Ryan Trares on parenting: New school, new year

Things were a little slow-going at first. But eventually, the energy kicked in.

Anthony went back to school earlier this month. After more than two months of leisurely waking up, lounging in pajamas for a while eating breakfast, then finally starting the day, we suddenly had a hard-and-fast schedule to follow.

Not that we weren’t prepared. Over the past few weeks, we had gathered pencils, markers, dry erase boards, glue sticks and myriad other supplies that his teacher requested.

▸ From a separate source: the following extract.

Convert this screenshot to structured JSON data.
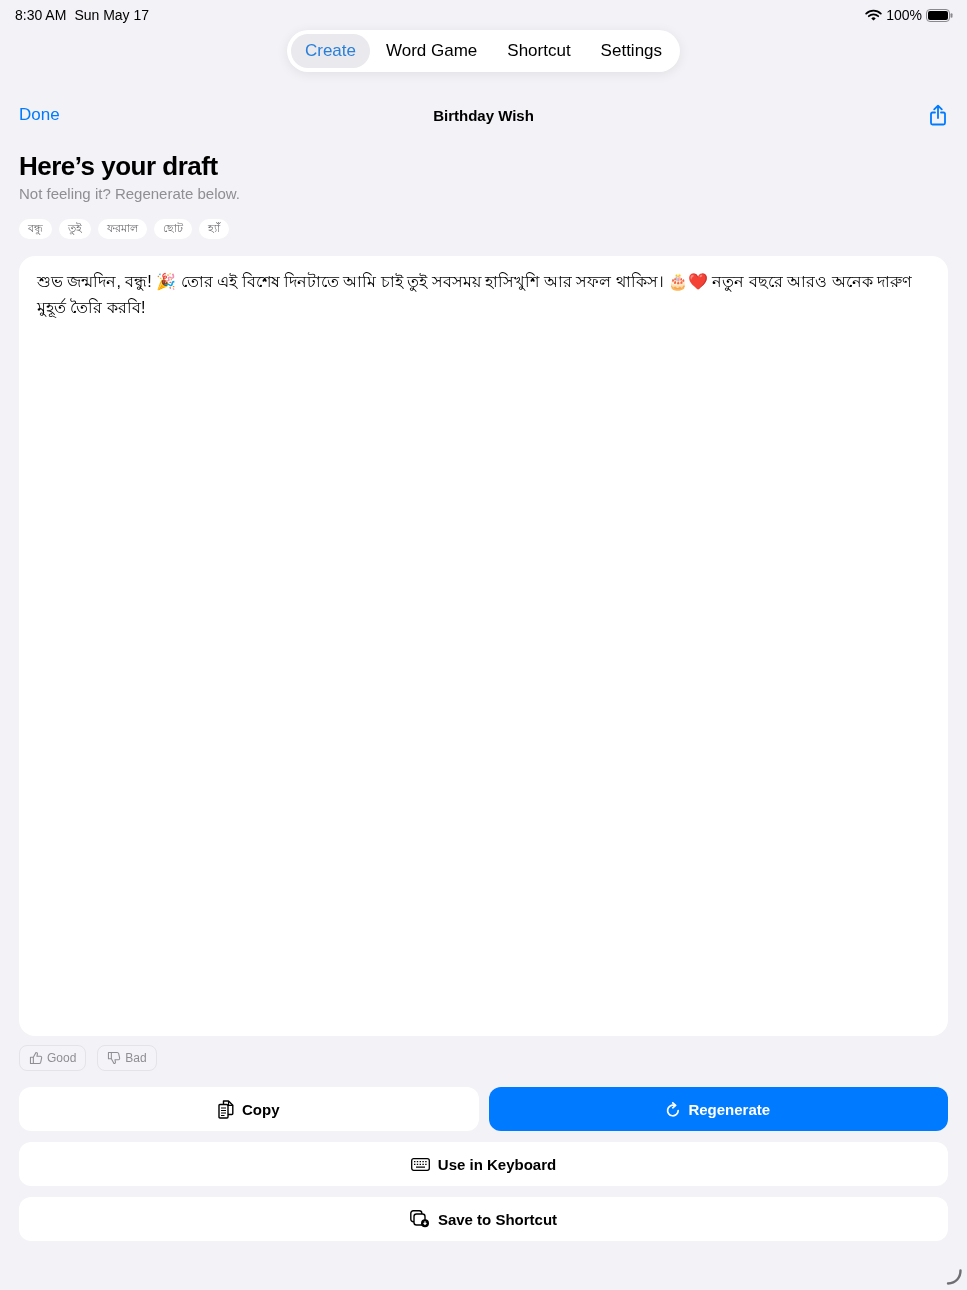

Anthony got to pick out his backpack and lunchbox, and in true 7-year-old fashion, went Avengers on both.

We had also stocked up on new t-shirts, shorts, socks and underpants — nothing beats going back-to-school shopping for new clothes. Once again, the choices were heavy on superheroes; his first-day outfit was all of his favorite Marvel characters.

An added twist was that Anthony was attending a new school this year. His district opened up a new building this summer, one that is joyfully located just a block from our house. Construction on the school was ongoing, nearly until the first day, but in touring the building, Anthony was in awe at the spacious classrooms and bright, airy cafeteria.

So we were as ready as we were going to be.

That didn’t mean there wasn’t some rust to knock off on that first morning. Anthony had no interest in getting out of bed at first. When presented with breakfast, he said he wasn’t really hungry, until I explained to him that there wouldn’t be any mid-morning — or mid-mid-morning — snacks today. That stuck with him as he chomped his bagel.

But there was no hiding the excitement Anthony was feeling as he got dressed, gathered his things and posed for the requisite photos before we went to drop him off. He was jumping, skipping, kicking and generally couldn’t sit still.

I could relate. There is something about the start of a new school year that is refreshing, even as an adult.

When I was growing up, the start of school coincided with the onset of crisper, cooler fall days. The air just felt different. That’s not the case anymore; we’re just now entering the dog days of summer. Still, things feel different. Not only is it exciting to see our child head off into a new adventure, but it’s a chance to reset and make new goals for the upcoming months.

For me, that means finishing the year running 100 miles each of the next four months, taking advantage of the late summer bounty by eating more local veggies and seeking out original, unique, meaty story ideas here at the newspaper.

The novelty of the fresh school year won’t last forever. We’ll soon settle into this new routine, getting through the days instead of looking forward to them.

While there’s a wave of enthusiasm electrifying our house, though, I hope we all get to take advantage.

Ryan Trares is a senior reporter and columnist for the Daily Journal in Franklin. Send comments to [email protected]